* **TO DO**:
Check each line of the data below for the word "JSON", then extract the ones that have it.

* **RECORDS SUPPLIED**:
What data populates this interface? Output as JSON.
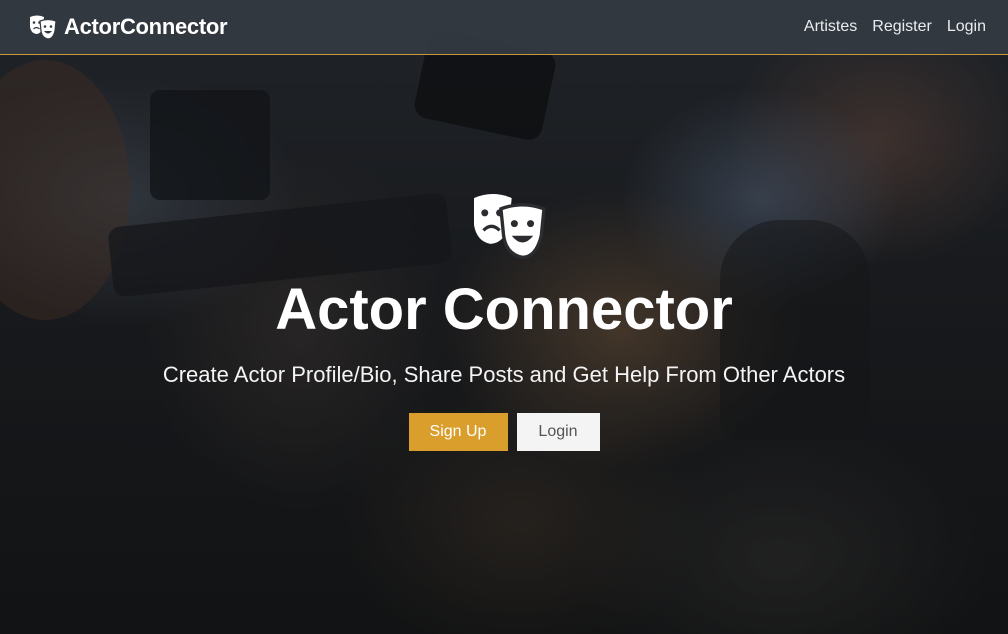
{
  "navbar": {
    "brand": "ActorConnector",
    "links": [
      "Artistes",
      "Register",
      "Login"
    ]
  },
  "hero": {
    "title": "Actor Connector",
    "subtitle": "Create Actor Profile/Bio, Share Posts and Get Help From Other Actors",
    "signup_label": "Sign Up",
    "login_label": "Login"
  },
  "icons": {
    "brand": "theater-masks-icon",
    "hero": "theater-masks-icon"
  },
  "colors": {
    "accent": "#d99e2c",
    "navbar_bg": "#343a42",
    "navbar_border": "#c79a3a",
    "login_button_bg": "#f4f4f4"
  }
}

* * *

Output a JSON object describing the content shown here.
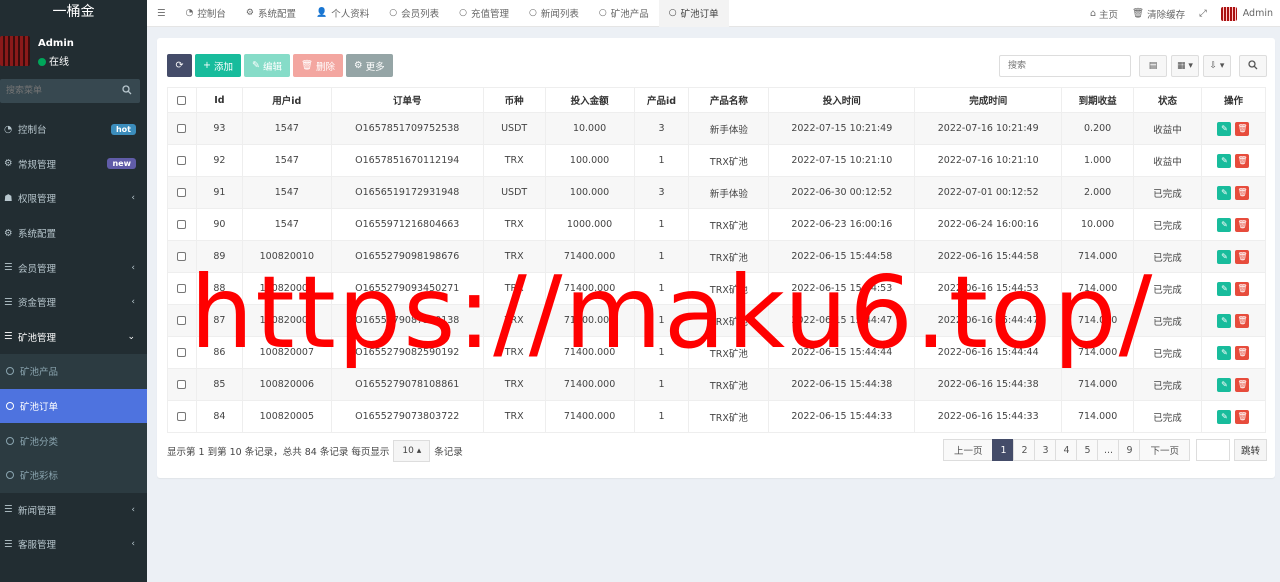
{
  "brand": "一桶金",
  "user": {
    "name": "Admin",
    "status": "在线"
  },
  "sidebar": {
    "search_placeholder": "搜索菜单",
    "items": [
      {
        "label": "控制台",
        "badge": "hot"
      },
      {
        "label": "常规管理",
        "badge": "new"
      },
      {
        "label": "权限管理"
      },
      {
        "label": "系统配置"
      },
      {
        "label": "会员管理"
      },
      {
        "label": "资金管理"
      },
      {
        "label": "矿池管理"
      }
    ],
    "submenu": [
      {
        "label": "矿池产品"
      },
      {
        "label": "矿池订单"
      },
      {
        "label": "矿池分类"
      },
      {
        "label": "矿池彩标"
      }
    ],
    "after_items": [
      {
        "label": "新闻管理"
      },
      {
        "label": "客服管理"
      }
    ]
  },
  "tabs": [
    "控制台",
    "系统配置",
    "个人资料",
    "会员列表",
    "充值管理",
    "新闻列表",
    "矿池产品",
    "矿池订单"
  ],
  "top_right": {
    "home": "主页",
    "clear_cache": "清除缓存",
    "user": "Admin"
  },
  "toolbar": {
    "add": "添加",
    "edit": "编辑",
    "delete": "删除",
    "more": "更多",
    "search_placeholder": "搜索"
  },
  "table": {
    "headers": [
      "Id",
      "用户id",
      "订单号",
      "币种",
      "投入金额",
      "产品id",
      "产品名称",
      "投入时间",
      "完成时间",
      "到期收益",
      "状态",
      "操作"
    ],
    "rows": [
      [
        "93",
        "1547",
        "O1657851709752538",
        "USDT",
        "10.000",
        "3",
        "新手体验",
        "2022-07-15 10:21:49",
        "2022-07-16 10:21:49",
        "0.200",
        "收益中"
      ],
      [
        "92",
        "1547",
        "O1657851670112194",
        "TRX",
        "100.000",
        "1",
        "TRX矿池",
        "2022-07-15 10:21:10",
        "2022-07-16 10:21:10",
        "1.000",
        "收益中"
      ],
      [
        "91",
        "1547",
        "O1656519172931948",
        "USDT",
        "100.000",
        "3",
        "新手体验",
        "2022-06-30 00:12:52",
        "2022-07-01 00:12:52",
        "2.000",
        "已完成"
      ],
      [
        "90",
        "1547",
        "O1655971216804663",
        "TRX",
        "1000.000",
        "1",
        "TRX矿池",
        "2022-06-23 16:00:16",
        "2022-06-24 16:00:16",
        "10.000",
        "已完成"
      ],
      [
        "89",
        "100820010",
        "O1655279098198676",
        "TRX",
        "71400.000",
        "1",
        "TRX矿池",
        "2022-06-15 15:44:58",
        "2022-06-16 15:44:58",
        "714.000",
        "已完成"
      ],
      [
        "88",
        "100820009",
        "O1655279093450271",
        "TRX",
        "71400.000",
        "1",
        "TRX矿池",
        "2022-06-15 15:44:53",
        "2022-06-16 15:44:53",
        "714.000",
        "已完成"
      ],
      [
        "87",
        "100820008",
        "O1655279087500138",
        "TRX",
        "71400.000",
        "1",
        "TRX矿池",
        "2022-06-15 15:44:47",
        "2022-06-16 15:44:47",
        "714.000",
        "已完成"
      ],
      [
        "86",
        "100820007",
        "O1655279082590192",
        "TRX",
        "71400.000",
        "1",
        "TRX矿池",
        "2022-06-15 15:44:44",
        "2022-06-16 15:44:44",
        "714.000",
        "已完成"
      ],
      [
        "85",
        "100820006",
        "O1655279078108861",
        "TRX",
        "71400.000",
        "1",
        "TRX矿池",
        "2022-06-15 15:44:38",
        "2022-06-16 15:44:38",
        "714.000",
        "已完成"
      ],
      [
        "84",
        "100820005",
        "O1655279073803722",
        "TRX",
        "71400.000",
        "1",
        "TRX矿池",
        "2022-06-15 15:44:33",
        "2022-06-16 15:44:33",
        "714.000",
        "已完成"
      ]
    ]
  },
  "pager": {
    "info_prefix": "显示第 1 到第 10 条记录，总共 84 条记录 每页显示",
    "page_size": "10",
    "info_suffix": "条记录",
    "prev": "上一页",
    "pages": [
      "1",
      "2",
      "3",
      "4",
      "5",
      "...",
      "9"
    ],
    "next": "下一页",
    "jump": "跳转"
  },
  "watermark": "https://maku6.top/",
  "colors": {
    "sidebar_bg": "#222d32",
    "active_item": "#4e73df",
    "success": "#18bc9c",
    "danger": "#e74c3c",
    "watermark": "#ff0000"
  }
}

* **YOUR RESPONSE**:
What data populates this interface? Output as JSON.
Output a JSON object describing the content shown here.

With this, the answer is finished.